If you haven’t picked up on this theme by now, I’ll say it for you. By investing in a socially responsible way, and assuming that it aligns with your values and you’re completely committed, you’ll sleep better at night knowing that you’re trying to do good in the world. Although none of us are perfect, most people genuinely want to do some good in the world. If you can invest your money in socially responsible companies, and make a profit doing so, you’ll have two things to feel good about–making money and using your money to improve the human condition.

The most rewarding feeling when you take an SRI strategy is when the companies you invest in begin to make a profit and reward you financially. Not only does it show that you’re aligned with the values of the companies you’ve invested in, but it also shows they’re profitably doing good. It’s a win-win, and quite rewarding.

You also don’t have to feel wrong about paying a little more for these investments (management fees, etc.) as one study shows that 66% of people around the globe are willing to pay more for sustainable goods. That number jumps to 73% with millennials. It’s always smart to focus on performance, but if you’re doing your research appropriately, you should rest easy knowing that you’re investing in a higher cause.

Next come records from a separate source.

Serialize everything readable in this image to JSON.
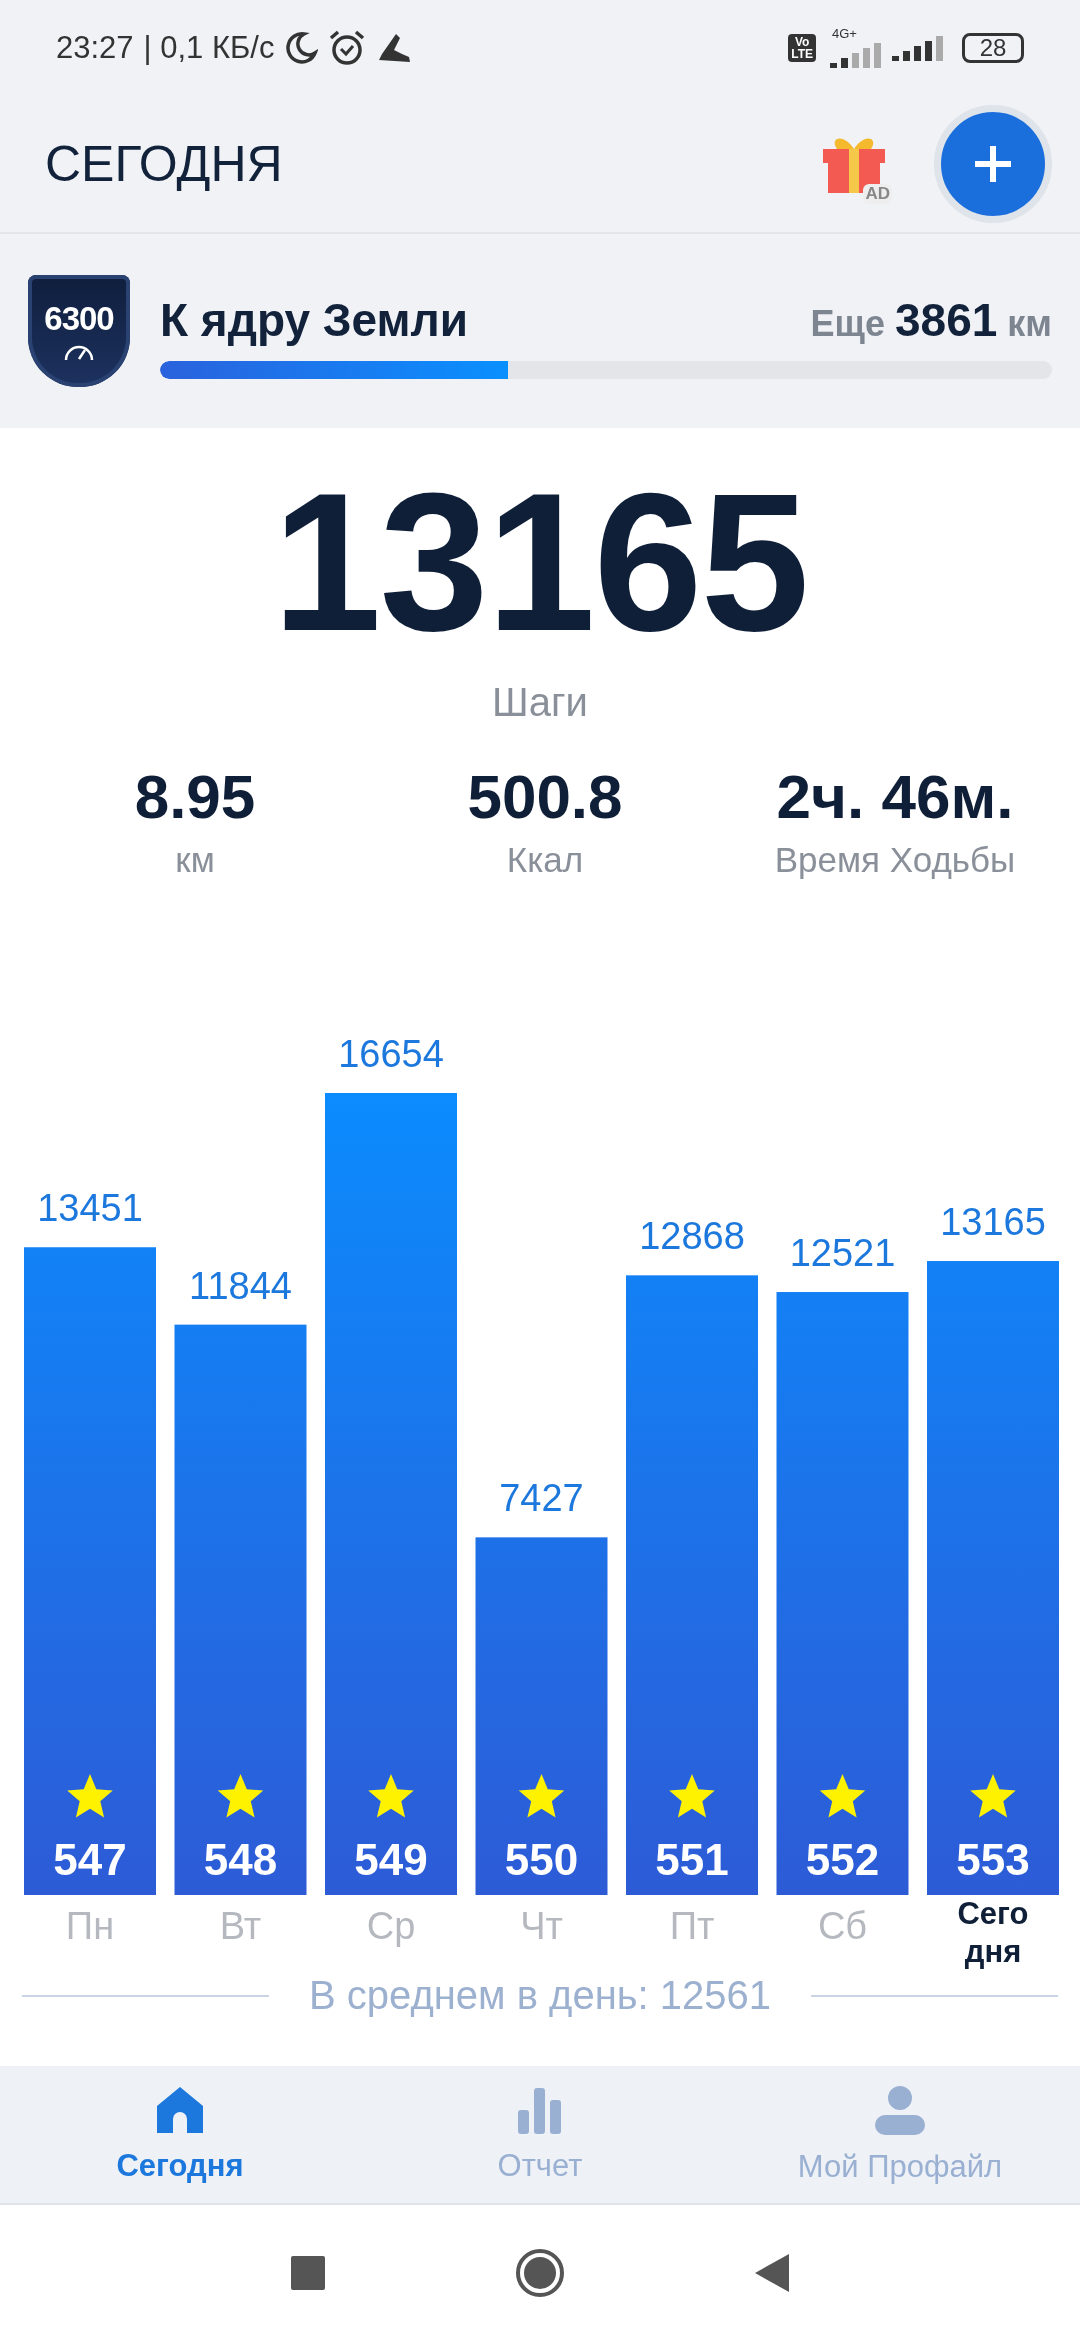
{
  "status_bar": {
    "time": "23:27",
    "speed": "| 0,1 КБ/с",
    "volte_top": "Vo",
    "volte_bottom": "LTE",
    "network_type": "4G+",
    "battery": "28"
  },
  "header": {
    "title": "СЕГОДНЯ",
    "ad_label": "AD"
  },
  "goal": {
    "badge": "6300",
    "title": "К ядру Земли",
    "remaining_prefix": "Еще",
    "remaining_value": "3861",
    "remaining_unit": "км",
    "level": 0.39
  },
  "steps": {
    "value": "13165",
    "label": "Шаги"
  },
  "stats": [
    {
      "value": "8.95",
      "label": "км"
    },
    {
      "value": "500.8",
      "label": "Ккал"
    },
    {
      "value": "2ч. 46м.",
      "label": "Время Ходьбы"
    }
  ],
  "chart_data": {
    "type": "bar",
    "categories": [
      "Пн",
      "Вт",
      "Ср",
      "Чт",
      "Пт",
      "Сб",
      "Сегодня"
    ],
    "values": [
      13451,
      11844,
      16654,
      7427,
      12868,
      12521,
      13165
    ],
    "data_labels": true
  },
  "days": [
    {
      "badge": "547",
      "selected": false
    },
    {
      "badge": "548",
      "selected": false
    },
    {
      "badge": "549",
      "selected": false
    },
    {
      "badge": "550",
      "selected": false
    },
    {
      "badge": "551",
      "selected": false
    },
    {
      "badge": "552",
      "selected": false
    },
    {
      "badge": "553",
      "selected": true
    }
  ],
  "average": "В среднем в день: 12561",
  "nav": [
    {
      "label": "Сегодня",
      "kind": "home",
      "selected": true
    },
    {
      "label": "Отчет",
      "kind": "report",
      "selected": false
    },
    {
      "label": "Мой Профайл",
      "kind": "profile",
      "selected": false
    }
  ]
}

It’s important to understand that when you limit your investment options because of ethical considerations, your return on investment could be compromised. You may take on extra risk and volatility, or miss out on great investment opportunities. For example, one of the largest and most successful socially responsible funds doesn’t include shares in Microsoft because of the company’s “competitive dynamics” fail to meet the fund’s ethics criteria.

It’s also important to consider the commercial realities of any decision taken to invest ethically. The vehicle battery swapping business Better Place is a good example. In 2008, Better Place started rolling out battery swapping stations across Israel. But the business went bankrupt in 2013 because there wasn’t yet sufficient demand for its products. At the time, electric vehicles had yet to reach critical mass and investors lost their money. Business ideas with an ethical focus only work when there is a sensible and truly sustainable commercial rationale behind them. This business may have potential now, but five years ago there wasn’t the underlying demand to make it work. Investors must be cautious and ensure ethical investment ideas have genuine scale.

It’s also important to examine the fees associated with any ethical investment. Often due to their smaller scale, some ethical investment funds charge fees that are higher than a standard managed fund. This is especially the case when compared to passive structures such as exchange-traded funds. These higher fees can significantly erode returns. Carefully assess the fees and charges to ensure you can generate a sufficient return for your investment objectives.